bor unions and the exposition officials,
and which threatened to involve all the
men employed on the grounds in a gen
eral strike, was removed today, and it 13
now believed that all the carpenters will
go to work tomorrow morning. Th booth
objected to Is the only one in. any of tho
buildings manufactured In mills where
non-union men are employed, and as
this Is the only cause of complaint that
the union carpenters have, the officials;
are confident that there will he no more
The attendance at the grounds today
was good, notwithstanding that It rained
for about two hours during that part of
the day when most of the sightseers vis
ited the exposition. Sacred concerts fur
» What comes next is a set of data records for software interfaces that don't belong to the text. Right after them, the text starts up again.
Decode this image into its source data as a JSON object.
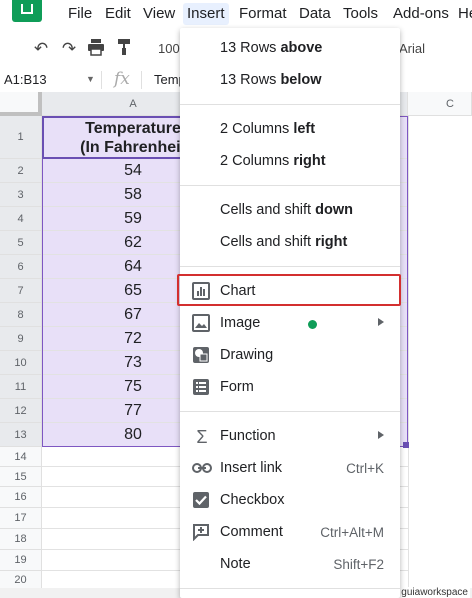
{
  "menubar": {
    "items": [
      {
        "label": "File"
      },
      {
        "label": "Edit"
      },
      {
        "label": "View"
      },
      {
        "label": "Insert"
      },
      {
        "label": "Format"
      },
      {
        "label": "Data"
      },
      {
        "label": "Tools"
      },
      {
        "label": "Add-ons"
      },
      {
        "label": "He"
      }
    ],
    "active": "Insert"
  },
  "toolbar": {
    "zoom": "100",
    "font": "Arial"
  },
  "formula_bar": {
    "name_box": "A1:B13",
    "fx": "fx",
    "content": "Temp"
  },
  "grid": {
    "columns": [
      {
        "label": "A"
      },
      {
        "label": "C"
      }
    ],
    "rows": [
      {
        "num": "1",
        "value_line1": "Temperature",
        "value_line2": "(In Fahrenheit"
      },
      {
        "num": "2",
        "value": "54"
      },
      {
        "num": "3",
        "value": "58"
      },
      {
        "num": "4",
        "value": "59"
      },
      {
        "num": "5",
        "value": "62"
      },
      {
        "num": "6",
        "value": "64"
      },
      {
        "num": "7",
        "value": "65"
      },
      {
        "num": "8",
        "value": "67"
      },
      {
        "num": "9",
        "value": "72"
      },
      {
        "num": "10",
        "value": "73"
      },
      {
        "num": "11",
        "value": "75"
      },
      {
        "num": "12",
        "value": "77"
      },
      {
        "num": "13",
        "value": "80"
      },
      {
        "num": "14",
        "value": ""
      },
      {
        "num": "15",
        "value": ""
      },
      {
        "num": "16",
        "value": ""
      },
      {
        "num": "17",
        "value": ""
      },
      {
        "num": "18",
        "value": ""
      },
      {
        "num": "19",
        "value": ""
      },
      {
        "num": "20",
        "value": ""
      }
    ]
  },
  "insert_menu": {
    "rows_above_pre": "13 Rows ",
    "rows_above_bold": "above",
    "rows_below_pre": "13 Rows ",
    "rows_below_bold": "below",
    "cols_left_pre": "2 Columns ",
    "cols_left_bold": "left",
    "cols_right_pre": "2 Columns ",
    "cols_right_bold": "right",
    "shift_down_pre": "Cells and shift ",
    "shift_down_bold": "down",
    "shift_right_pre": "Cells and shift ",
    "shift_right_bold": "right",
    "chart": "Chart",
    "image": "Image",
    "drawing": "Drawing",
    "form": "Form",
    "function": "Function",
    "insert_link": "Insert link",
    "insert_link_shortcut": "Ctrl+K",
    "checkbox": "Checkbox",
    "comment": "Comment",
    "comment_shortcut": "Ctrl+Alt+M",
    "note": "Note",
    "note_shortcut": "Shift+F2",
    "highlight_color": "#d32f2f"
  },
  "watermark": "guiaworkspace"
}
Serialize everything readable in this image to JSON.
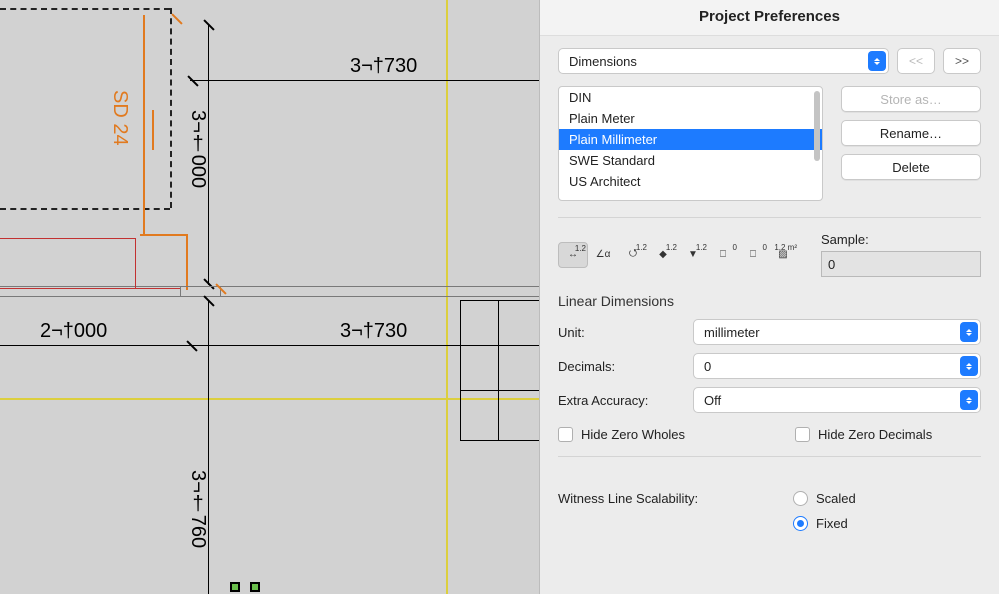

nished entertainment for the visitors.
k Page 10.
Forward movement begun at Unitarian
Church. Page 6.
Portland should protect its Interests in
Nehalem and Tillamook countries.
Page 5.
Products and manufactures which Port
land ships to San Francisco. Page 10.
Fontellas defeat Oregon City in the-second
game of the amateur league.
Page 10.
appeared upon Mrs. McKlnley's finger.
Her hand became swollen, gave her con
siderable pain, and produced fever which
prevented her from sleeping. Dr. Rlxey
lanced the felon twice and gave her some
relief in that way. Mrs. McKinley bore
it all bravely, and urged continuously that
the programme at the cities and towns
en route should not be modified in any
particular on her account. It was hoped
that the rest here would do her good, but
"Will Aid Strikers.
LOUISVTLLE, May 12. The union car
penters of Louisville, who are now on a
strike for $2 50 minimum: wages for nine
f hours' work, and the exclusion of non
union labor, will be aided by the Build
ing Trades Council of this city, which to
night decided to enforce the union card
rule. All members of the Building Trades
Council, in adopting this rule, agree to
quit work at every job where non-union
building trades workmen are employed. A
conference will be asked with the contrac- f
tors. ,
Voted to Affiliate.
CHICAGO, May 12.-The new Chicago
Building Trades League tonight voted to
affiliate with the National Building Trade3
Council, as It3 accredited branch in Chi
cago. National Scretary H. W. Stein
blss, of St. Louis, was present, and as
sured the league that as soon as its ap
plication was received, the charter of the
old Chicago Building Trades Council
would be revoked, and the National char
ter Issued to the new body. This, means
the passing of the last vestige of the
Building Trades Council, which conducted
the big strike of last year.
Strikers Will Return to Worlc.
ST. LOUIS. May 12. The 600 and more
employes of the brick and terra cotta.
makers who have been out on a strike for
an advance In wages will return to work
Monday morning, their demands having?
bqen met. The common laborers' will- bo
paid 51 50 a day Instead of $1 35 as for
merly, and skilled laborers have been, ad
vanced 10 per cent of their former pay.
James H. Pearson, Capltallat.--
CHICAGO. May 12. James H. Pearson;
for many years.a prominent buslness-maj
and capitalist of this city, died tonight